(1) Winning a claim of trademark infringement is a lot easier when there’s some similarity between the marks; and
(2) Recipes and concepts are not copyrightable.
Rebecca Tushnet provides an excellent analysis of the court’s findings in her summary of the Jessica Seinfeld cookbook decision (and do I have to say again that I hate when copyright infringement is referred to as plagiarism?) The side-by-side photo of the two cookbooks’ covers says it all. I’m relieved that the court ruled the way it did.
But getting to the nitty-gritty: Camouflaging healthful foods to get nutrients into kids? Oy, have I nothing better to do with my day? We found that a steady diet of Food Network was the best way to get the kids to try healthful foods (Michael Chiarello was their favorite, for no identifiable reason) – as well as involving them in the cooking process. Of course, they now count sushi, steak grilled rare and Dungeness crab among their favorite dishes, but I’d prefer that to mac ‘n’ cheese any day, with or without cauliflower in it.
P.S. though to Ms. Seinfeld – “Get your kids eating good food” is about the weakest tagline I’ve ever heard. Did you really have to put the “tm” bug on it?

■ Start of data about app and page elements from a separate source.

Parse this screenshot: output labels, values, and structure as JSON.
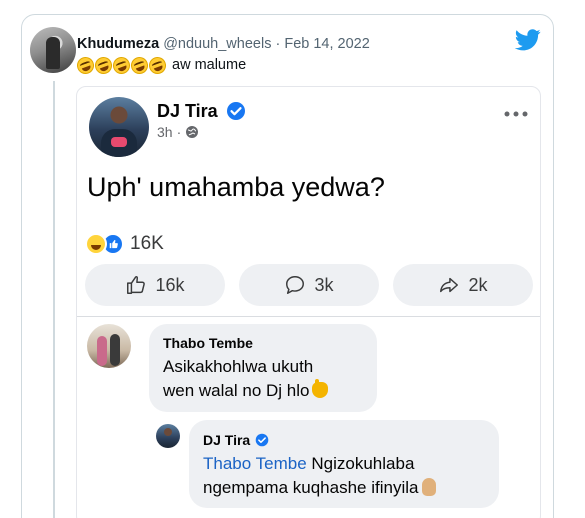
{
  "tweet": {
    "author_name": "Khudumeza",
    "author_handle": "@nduuh_wheels",
    "separator": " · ",
    "date": "Feb 14, 2022",
    "emoji_count": 5,
    "emoji_name": "rolling-on-floor-laughing",
    "text": "aw malume"
  },
  "facebook_post": {
    "page_name": "DJ Tira",
    "time": "3h",
    "time_separator": "·",
    "post_text": "Uph' umahamba yedwa?",
    "reaction_total": "16K",
    "actions": [
      {
        "label": "16k",
        "icon": "like-icon"
      },
      {
        "label": "3k",
        "icon": "comment-icon"
      },
      {
        "label": "2k",
        "icon": "share-icon"
      }
    ],
    "comment": {
      "author": "Thabo Tembe",
      "line1": "Asikakhohlwa ukuth",
      "line2": "wen walal no Dj hlo"
    },
    "reply": {
      "author": "DJ Tira",
      "mention": "Thabo Tembe",
      "line1_rest": " Ngizokuhlaba",
      "line2": "ngempama kuqhashe ifinyila"
    }
  },
  "colors": {
    "twitter_blue": "#1d9bf0",
    "facebook_blue": "#1877f2",
    "mention_blue": "#1b63c5",
    "secondary_text": "#536471"
  }
}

Edited to add that Marty has posted the decision at the Trademark Blog.